Records excerpted from a collection:
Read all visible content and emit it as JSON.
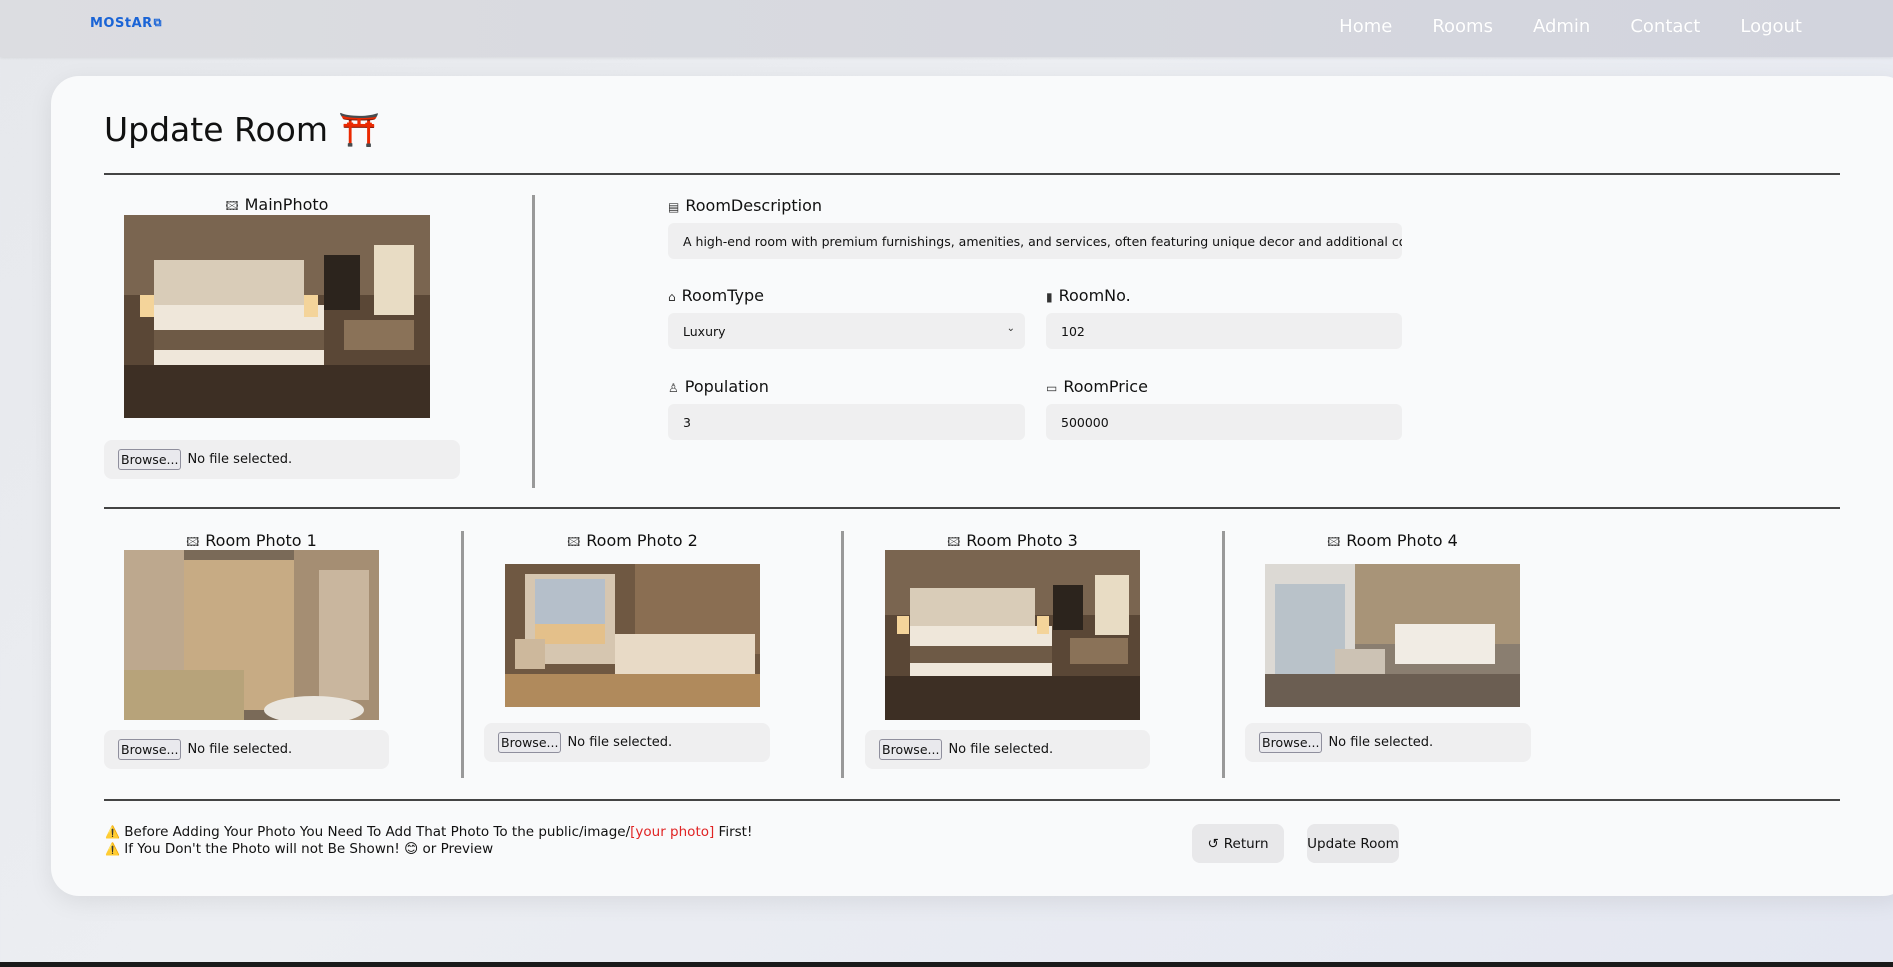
{
  "nav": {
    "brand": "MOStAR",
    "brand_icon": "external-link-icon",
    "links": [
      "Home",
      "Rooms",
      "Admin",
      "Contact",
      "Logout"
    ]
  },
  "page": {
    "title": "Update Room",
    "title_emoji": "⛩️"
  },
  "main_photo": {
    "label": "MainPhoto",
    "browse_label": "Browse...",
    "file_status": "No file selected."
  },
  "form": {
    "description": {
      "label": "RoomDescription",
      "value": "A high-end room with premium furnishings, amenities, and services, often featuring unique decor and additional comforts"
    },
    "room_type": {
      "label": "RoomType",
      "value": "Luxury"
    },
    "room_no": {
      "label": "RoomNo.",
      "value": "102"
    },
    "population": {
      "label": "Population",
      "value": "3"
    },
    "room_price": {
      "label": "RoomPrice",
      "value": "500000"
    }
  },
  "room_photos": [
    {
      "label": "Room Photo 1",
      "browse_label": "Browse...",
      "file_status": "No file selected."
    },
    {
      "label": "Room Photo 2",
      "browse_label": "Browse...",
      "file_status": "No file selected."
    },
    {
      "label": "Room Photo 3",
      "browse_label": "Browse...",
      "file_status": "No file selected."
    },
    {
      "label": "Room Photo 4",
      "browse_label": "Browse...",
      "file_status": "No file selected."
    }
  ],
  "notes": {
    "line1_prefix": "Before Adding Your Photo You Need To Add That Photo To the public/image/",
    "line1_highlight": "[your photo]",
    "line1_suffix": " First!",
    "line2_prefix": "If You Don't the Photo will not Be Shown!",
    "line2_emoji": "😊",
    "line2_suffix": " or Preview"
  },
  "buttons": {
    "return_label": "Return",
    "update_label": "Update Room"
  },
  "colors": {
    "brand": "#1a64d6",
    "highlight": "#e02424",
    "card": "#f9fafb"
  }
}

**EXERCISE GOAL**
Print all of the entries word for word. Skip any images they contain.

**REPLY TO THE TASK**
Read all visible content and emit it as JSON.
{
  "nav": {
    "brand": "MOStAR",
    "brand_icon": "external-link-icon",
    "links": [
      "Home",
      "Rooms",
      "Admin",
      "Contact",
      "Logout"
    ]
  },
  "page": {
    "title": "Update Room",
    "title_emoji": "⛩️"
  },
  "main_photo": {
    "label": "MainPhoto",
    "browse_label": "Browse...",
    "file_status": "No file selected."
  },
  "form": {
    "description": {
      "label": "RoomDescription",
      "value": "A high-end room with premium furnishings, amenities, and services, often featuring unique decor and additional comforts"
    },
    "room_type": {
      "label": "RoomType",
      "value": "Luxury"
    },
    "room_no": {
      "label": "RoomNo.",
      "value": "102"
    },
    "population": {
      "label": "Population",
      "value": "3"
    },
    "room_price": {
      "label": "RoomPrice",
      "value": "500000"
    }
  },
  "room_photos": [
    {
      "label": "Room Photo 1",
      "browse_label": "Browse...",
      "file_status": "No file selected."
    },
    {
      "label": "Room Photo 2",
      "browse_label": "Browse...",
      "file_status": "No file selected."
    },
    {
      "label": "Room Photo 3",
      "browse_label": "Browse...",
      "file_status": "No file selected."
    },
    {
      "label": "Room Photo 4",
      "browse_label": "Browse...",
      "file_status": "No file selected."
    }
  ],
  "notes": {
    "line1_prefix": "Before Adding Your Photo You Need To Add That Photo To the public/image/",
    "line1_highlight": "[your photo]",
    "line1_suffix": " First!",
    "line2_prefix": "If You Don't the Photo will not Be Shown!",
    "line2_emoji": "😊",
    "line2_suffix": " or Preview"
  },
  "buttons": {
    "return_label": "Return",
    "update_label": "Update Room"
  },
  "colors": {
    "brand": "#1a64d6",
    "highlight": "#e02424",
    "card": "#f9fafb"
  }
}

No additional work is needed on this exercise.